10 years, minimally, before the plug-in revolution gears up?
The battery-powered world according to DOE secretary Chu
In the next 10 years, automakers will probably sell at least 150 million new vehicles in the US alone. Most of them will be traditional gas-guzzlers, although many will be turbo charged, fewer cylinder-engined guzzlers — a positive step at least. Nevertheless, many of those 150 million new guzzlers; however, will be on US roads for up to another 2 decades. Guzzling. Guzzling. Guzzling.
That paints a pretty sad story of US foreign energy dependence for at least the next 3 decades — a terrible tale that is supported by the latest suggestions from Department of Energy Secretary Steven Chu.
According to recent statements by Chu, new prototype batteries for plug-in vehicles that will be equal to non-plug-ins in terms of costs should be available by the ’20′s. Prototypes.
But let’s just ignore the ‘prototype’ aspect of that statement.

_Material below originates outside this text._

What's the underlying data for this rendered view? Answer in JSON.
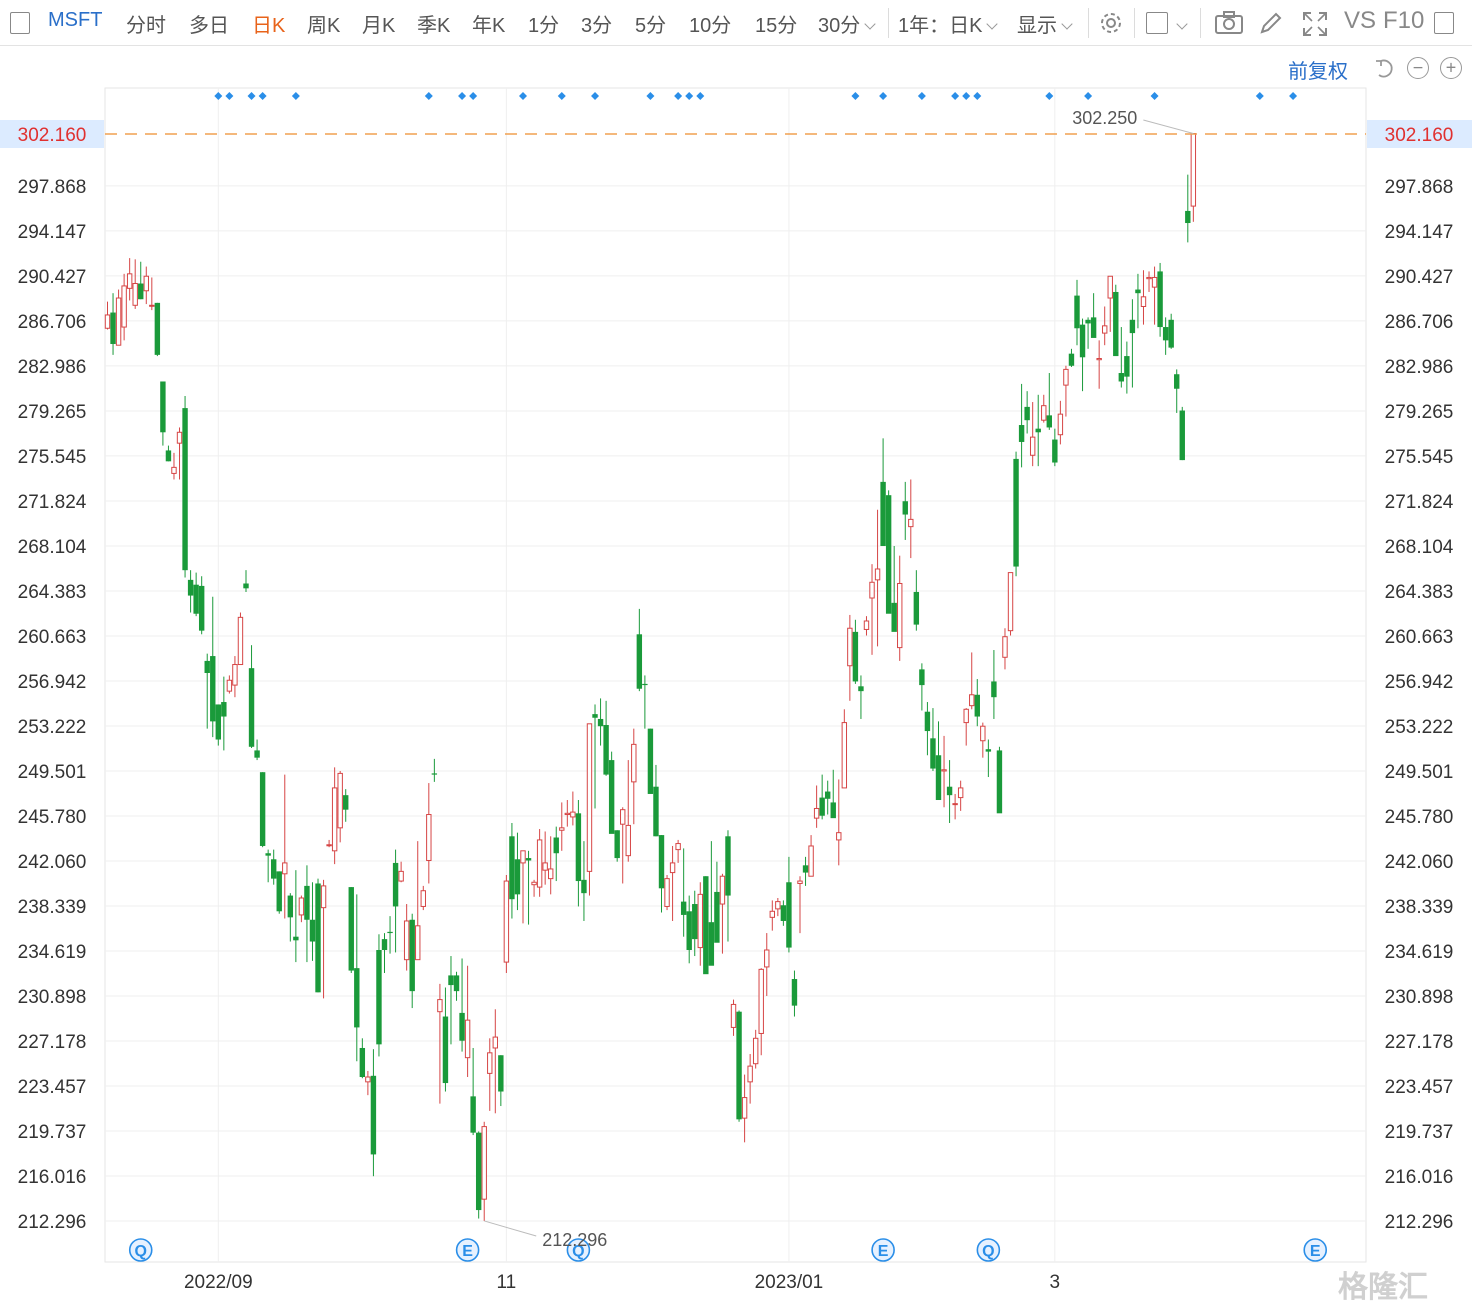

Obviously, just because a plug-in is cost-equivalent to a non-plug-in doesn’t mean that consumers will flock en mass to such vehicles. Scaling takes time. Likewise, a huge percentage of Americans can’t even plug-in during off-peak hours. Also, does plug-in cost-effectiveness include all vehicles, or just passenger cars?
What about crossovers, pickups and SUVs?
Regardless, considering that US auto sales will average around 150 million vehicles per decade, that’s a pretty scary story. Consequently, if it takes several years more to scale these “prototype” batteries into a mainstream solution over the course of the ’20′s, 2, 3 or even 400 million additional gas-guzzler sales are inevitable BEFORE the plug-in revolution really even begins. Again, those are guzzlers that will be on US roads for an additional decade or two after sale — dependent upon gasoline for decades longer.
At least that’s the latest word from a well-educated, well-positioned plug-in optimist.
And I’m the pessimist?!